You'd have to go a long way to beat an article such as this. In fact, you have to go a bloody long way just to find it!
Good to know that scepticism of healthist
Sometime soon, we'll see a report showing that the social costs of skiing are in the hundreds of millions of dollars. It wouldn't be hard to produce a number that large. First, show frequent skiers are more likely to have accidents than recreational skiers.
Then, make the critical assumption that nobody could ever rationally decide to take risks - health is all that matters. Frequent skiers then are by definition irrational, and irrational people enjoy no benefits from their ski outings, no matter how happy they appear.

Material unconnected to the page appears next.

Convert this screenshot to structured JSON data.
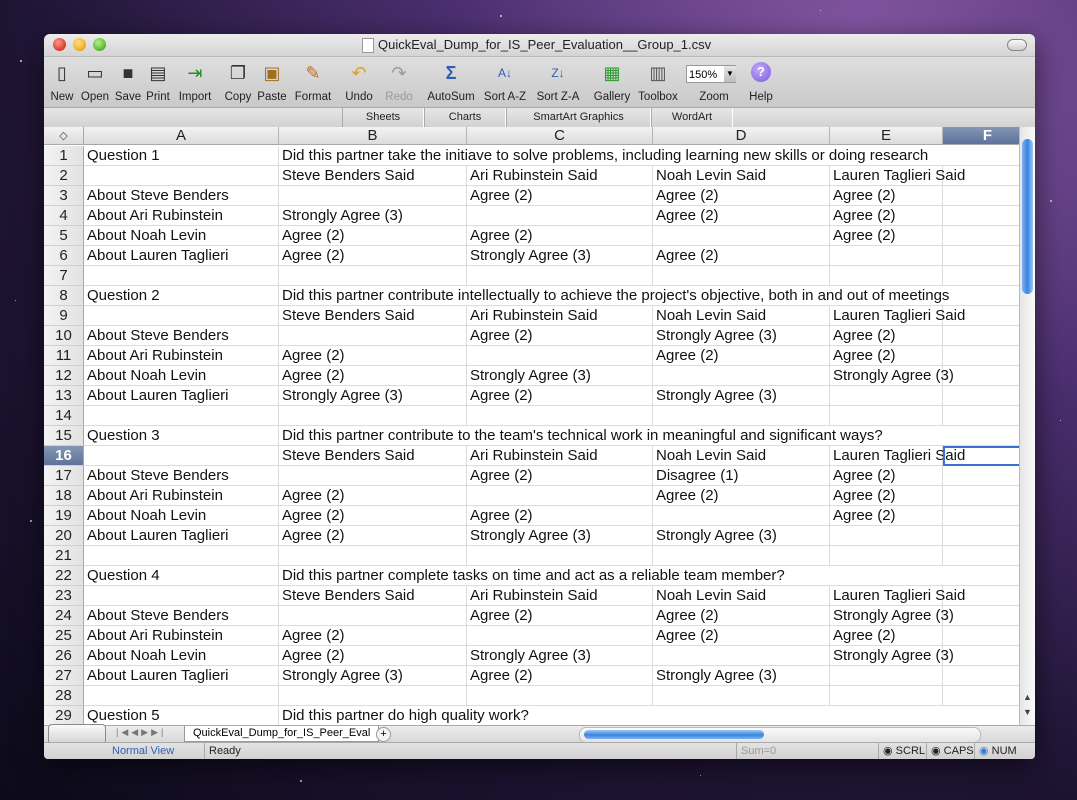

This is an argument proffered by libertarians that is generally dismissed out of hand by our holier-than-thou masters. Of course they aren't going to go after skiers ... or rugby players, or cyclists, or anyone else enjoying a pastime which is deemed 'correct' - when was the last time you read about the huge weekly cost of park footballers clogging up A&E departments with recreational injuries? Such hobbies have benefits - healthy ones - plus, the fake report authors are quite keen on doing such things themselves, so they'd never produce the kind of lunatic 'science' and innumerate manipulation of financial outcomes as they do in other fields.
And there isn't a fake charity, paid by government, to tackle problematic skiers, egg chasers, or the Haringey Cloggers Sunday footie team ... yet.
We've seen a lot of cost measures of this sort. Tobacco, fatty foods, gambling - just about anything fun seems to cost "society" more than a billion dollars.
But, like my hypothetical report on the costs of skiing, these reports rely heavily on what I'll call a "healthist" assumption about how we should live our lives.
Any time we make a decision that lets us enjoy a bit of fun but with some risk to our health, that decision is considered irrational and cannot generate any real enjoyment.
Consequently, benefits are either assumed equal to zero or set to an arbitrarily low level.
And there it is in a nutshell. Your enjoyment isn't worth quantifying to the righteous, it has a benefit of £nil. You may derive enjoyment from it, you may find that your meagre lot is more happy and tolerable, and that you are a more useful member of society as a result, but the righteous dismiss that as worthless.
Downtime on the piste will bring equal relaxation and enjoyment (both of which, last time I looked, were considered as an incontestable good), but such enjoyment is allowed. It is decent and admired. If your personal choice of unwinding is deemed unworthy, the rules change.
Driving a car is also an evil which is worth quantifying as being beneficial. It may kill and choke thousands, probably millions or even billions, but healthists also drive, and they also manage to quantify the financial benefits and accept the inherent risks.
If health and safety were our only goal, the world would look very different. We would all buy cars made of padded foam rubber and drive very slowly. That we don't is strong evidence that we have pluralistic sets of values - we are not monomaniacal healthists in our daily lives.
For every skier who dies in an avalanche, tens of thousands of others took no fewer risks but enjoyed a great time out on the slopes. Their enjoyment ought to count for something.
And, for every drinker who dies in an accident that could have been avoided were he sober, there are countless others who simply enjoyed a good night out.
Where a healthist report tallies the social costs for the unlucky few, rational policy requires putting weight on the benefits as well.
But they don't. Because they don't want to, as it doesn't fit with their rent-seeking, single-minded agenda.
There are risks all around us, in every single activity that humans indulge in. Either vital to the country, or merely recreational.
However, there are also costs and benefits in all of them too. To ignore advantageous economics in some areas whilst accepting it in others is quite simply wrong.
Some may even term it more sinister than that. I would be amongst that 'some', and fortunately, as it would appear from this excellent article, there are a whole load of us around the world who feel the same.
The heart still clings to the hope that one day we might see the 646 in parliament populated by a few more who would even begin to understand the incontrovertible logic carried in this article.
The head, however, comes to the conclusion that they will forever wander around Westminster like nodding dogs the moment a dodgy stat is placed in front of their dim, unquestioning, myopic, self-promoting intellect.
And, in doing so, they cost us, collectively, a hell of a lot more than any healthist scaremongery boasts about, on a daily basis.